Assuming you have skimmed the original CIC paper, I will now pull out several tidbits. (Note that I'm focused on decimators, here, but there is always a dual development that applies equally to interpolators.)

In the following, we assume the compound decimation structure shown above, in which large decimation factors are dealt with by the CIC. The FIR exists only to compensate or "clean up" passband droop imposed by the CIC, and decimates by a final factor of 2 because it is convenient and efficient to do so.

## A Magic Trick: Small-Angle Approximation

The amplitude response for a CIC decimator is (using the notation from [Hogenauer]):

$$A(f) = \left[ \frac{\sin (\pi M f)}{\sin \left( \frac{\pi f}{R}\right)} \right]^N$$

The terms in this equation are defined as follows:

• $$N$$ is the number of stages in the CIC filter,
• $$M$$ is a differential delay (a tunable parameter, though I only ever use 1),
• $$R$$ is the CIC's rate-change parameter, and
• $$f$$, here, is a normalized frequency in which 0.5 corresponds to the Nyquist rate.

Hogenauer notes the small-angle approximation for the denominator term:

$$\newcommand{\sinc}{\mathop{\rm sinc}\nolimits} A(f) \approx \left[ RM \right]^N \sinc^N(\pi M f)$$

where $$\sinc(x) = \sin (\pi x)/(\pi x)$$.

Let's assume our compensation filter will only correct the frequency-dependent portions of this expression. (When $$[RM]^N$$ is a power of 2, as they are in my case, these gains are typically corrected using bit shifts, which are free in an FPGA.) We are left with the frequency-dependent portion of the expression

$$\sinc^N \left( \pi M f \right)$$

To correct for this amplitude droop, the FIR must impose the inverse gain on its passband:

$$C(f) = \sinc^{-N}(\pi Mf)$$

for $$f$$ over a passband extending as high as the normalized frequency 1/4 (that is, the Nyquist rate at the FIR's output, remembering that it is also has a decimation-by-2 rate change function.) In reality, the filter's passband edge must be relaxed below the Nyquist rate to introduce a transition region, allowing the filter's design to be tractable.

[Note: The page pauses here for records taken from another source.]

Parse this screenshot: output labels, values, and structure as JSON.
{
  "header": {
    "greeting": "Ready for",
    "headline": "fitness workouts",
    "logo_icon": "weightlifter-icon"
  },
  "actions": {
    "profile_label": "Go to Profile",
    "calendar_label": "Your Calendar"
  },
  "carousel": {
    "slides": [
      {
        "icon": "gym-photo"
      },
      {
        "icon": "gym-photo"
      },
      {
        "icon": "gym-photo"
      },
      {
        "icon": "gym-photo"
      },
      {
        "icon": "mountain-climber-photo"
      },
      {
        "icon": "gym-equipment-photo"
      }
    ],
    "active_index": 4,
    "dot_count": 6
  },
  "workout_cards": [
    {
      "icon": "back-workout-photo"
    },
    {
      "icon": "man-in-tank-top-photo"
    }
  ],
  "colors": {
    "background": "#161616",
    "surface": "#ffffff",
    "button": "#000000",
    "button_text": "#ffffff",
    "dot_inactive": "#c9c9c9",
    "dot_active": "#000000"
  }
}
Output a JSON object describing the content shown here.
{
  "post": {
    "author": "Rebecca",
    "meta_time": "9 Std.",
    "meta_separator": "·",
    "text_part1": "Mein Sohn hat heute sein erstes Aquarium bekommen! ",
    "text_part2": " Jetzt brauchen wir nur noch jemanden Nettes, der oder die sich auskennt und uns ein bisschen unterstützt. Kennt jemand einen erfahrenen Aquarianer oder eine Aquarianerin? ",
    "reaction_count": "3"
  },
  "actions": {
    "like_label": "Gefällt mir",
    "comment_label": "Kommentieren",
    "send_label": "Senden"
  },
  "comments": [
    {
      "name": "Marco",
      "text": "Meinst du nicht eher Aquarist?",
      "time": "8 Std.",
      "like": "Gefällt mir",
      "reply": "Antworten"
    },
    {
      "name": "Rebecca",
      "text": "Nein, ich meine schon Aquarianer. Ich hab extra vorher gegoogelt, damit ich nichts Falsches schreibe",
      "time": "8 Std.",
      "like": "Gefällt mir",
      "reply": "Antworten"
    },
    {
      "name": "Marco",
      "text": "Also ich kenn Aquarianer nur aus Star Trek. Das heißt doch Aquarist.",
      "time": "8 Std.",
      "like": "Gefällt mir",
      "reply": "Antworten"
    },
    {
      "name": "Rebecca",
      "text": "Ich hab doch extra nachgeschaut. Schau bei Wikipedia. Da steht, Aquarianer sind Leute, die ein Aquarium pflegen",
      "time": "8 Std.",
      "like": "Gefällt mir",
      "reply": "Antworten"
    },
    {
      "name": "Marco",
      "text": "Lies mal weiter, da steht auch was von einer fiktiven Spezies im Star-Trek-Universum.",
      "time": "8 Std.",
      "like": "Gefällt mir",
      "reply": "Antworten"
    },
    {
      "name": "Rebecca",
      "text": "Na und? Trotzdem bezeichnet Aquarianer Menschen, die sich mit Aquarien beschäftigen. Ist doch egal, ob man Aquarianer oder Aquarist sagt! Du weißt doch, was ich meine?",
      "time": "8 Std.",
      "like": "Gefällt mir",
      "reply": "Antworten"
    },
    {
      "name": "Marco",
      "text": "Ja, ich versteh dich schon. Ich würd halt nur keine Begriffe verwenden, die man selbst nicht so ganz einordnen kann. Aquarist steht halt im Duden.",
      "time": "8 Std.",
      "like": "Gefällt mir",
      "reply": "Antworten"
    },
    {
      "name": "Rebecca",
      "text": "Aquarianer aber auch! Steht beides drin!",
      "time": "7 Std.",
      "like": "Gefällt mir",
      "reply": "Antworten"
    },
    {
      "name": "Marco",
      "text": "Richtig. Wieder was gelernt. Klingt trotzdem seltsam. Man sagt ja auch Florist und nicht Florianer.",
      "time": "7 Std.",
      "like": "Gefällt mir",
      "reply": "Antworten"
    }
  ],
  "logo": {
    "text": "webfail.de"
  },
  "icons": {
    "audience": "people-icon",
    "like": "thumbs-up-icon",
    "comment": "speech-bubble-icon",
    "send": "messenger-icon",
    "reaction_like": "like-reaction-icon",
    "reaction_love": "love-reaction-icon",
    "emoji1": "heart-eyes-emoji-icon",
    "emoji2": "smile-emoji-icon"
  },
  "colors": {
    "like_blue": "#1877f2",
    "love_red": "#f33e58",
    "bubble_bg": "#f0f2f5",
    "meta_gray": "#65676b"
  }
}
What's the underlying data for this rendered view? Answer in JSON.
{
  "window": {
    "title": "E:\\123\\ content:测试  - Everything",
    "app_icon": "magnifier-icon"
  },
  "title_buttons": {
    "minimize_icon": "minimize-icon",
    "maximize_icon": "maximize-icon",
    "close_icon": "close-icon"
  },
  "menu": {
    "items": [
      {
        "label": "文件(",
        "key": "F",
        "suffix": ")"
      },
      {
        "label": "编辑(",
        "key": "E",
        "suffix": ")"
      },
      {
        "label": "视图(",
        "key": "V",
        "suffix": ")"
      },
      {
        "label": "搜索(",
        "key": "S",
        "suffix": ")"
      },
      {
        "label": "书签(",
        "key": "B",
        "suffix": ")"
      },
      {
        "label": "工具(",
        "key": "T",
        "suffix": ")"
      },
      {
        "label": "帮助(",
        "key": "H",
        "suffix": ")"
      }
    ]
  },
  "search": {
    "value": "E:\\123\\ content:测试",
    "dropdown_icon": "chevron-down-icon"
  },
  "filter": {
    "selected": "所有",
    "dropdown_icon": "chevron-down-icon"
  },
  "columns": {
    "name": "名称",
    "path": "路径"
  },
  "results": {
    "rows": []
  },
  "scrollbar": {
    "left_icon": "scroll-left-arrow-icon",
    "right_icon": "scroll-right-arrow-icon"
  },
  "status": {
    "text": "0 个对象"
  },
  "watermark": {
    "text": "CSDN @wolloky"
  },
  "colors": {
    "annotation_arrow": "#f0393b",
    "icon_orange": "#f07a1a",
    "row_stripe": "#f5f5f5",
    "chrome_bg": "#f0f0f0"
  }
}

The decimation rate R does not appear in this expression! That is, provided the small-angle approximation is appropriate, a single single, fixed compensation FIR will suffice for any CIC decimation rate. This provides an easy way to build a signal path that's adaptable to multiple operating scenarios without being redesigned each time.

We have motivated the need for a compensating filter, and proposed a structure for it. We have also calculated the required passband amplitude to correct for droop in the CIC's passband. We are finally ready to calculate it.

## Compensating CIC Filters

Of the dominant signal-processing packages, unfortunately, only MATLAB provides the necessary machinery to create a CIC compensator FIR "out-of-the-box". In the past, I have managed to scrounge up a MATLAB installation in the rare case I need it. However, my lab shifted wholesale to Python a decade ago, and I'm otherwise completely MATLAB-free. Sorry, Mathworks, it's time to move on.

Here are a few open-source Parks-McClellan or Remez implementations:

Unfortunately, none of these implementations is suitable on its own. The Liquid SDR implementation allows a callback to inject the desired amplitude responses $$C(f)$$; however, this implementation did not converge well enough for me to use it. Where other implementations of the Parks-McClellan algorithm admitted a stepwise or piecewise-linear approximation to $$C(f)$$, experiments with this approach were far too brittle to produce usable results.

I was, however, able to add a callback-enabled version of Silviu-Ioan Filip's code.

## The Solution

I began with the source code here:

This code contains three implementations of an extended Parks-McClellan algorithm: two using underlying C types (double and long double), and one using an arbitrary-precision library (Pavel Holoborodko's excellent C++ wrappers for the also excellent GNU MPFR library.) I opted for the third, since I am more interested in limiting developer commitment than maximizing computational efficiency.

(As an aside, this code would benefit greatly from some refactoring by an experienced C++ developer.)

My modifications are contained in a new repository here:  Enjoy!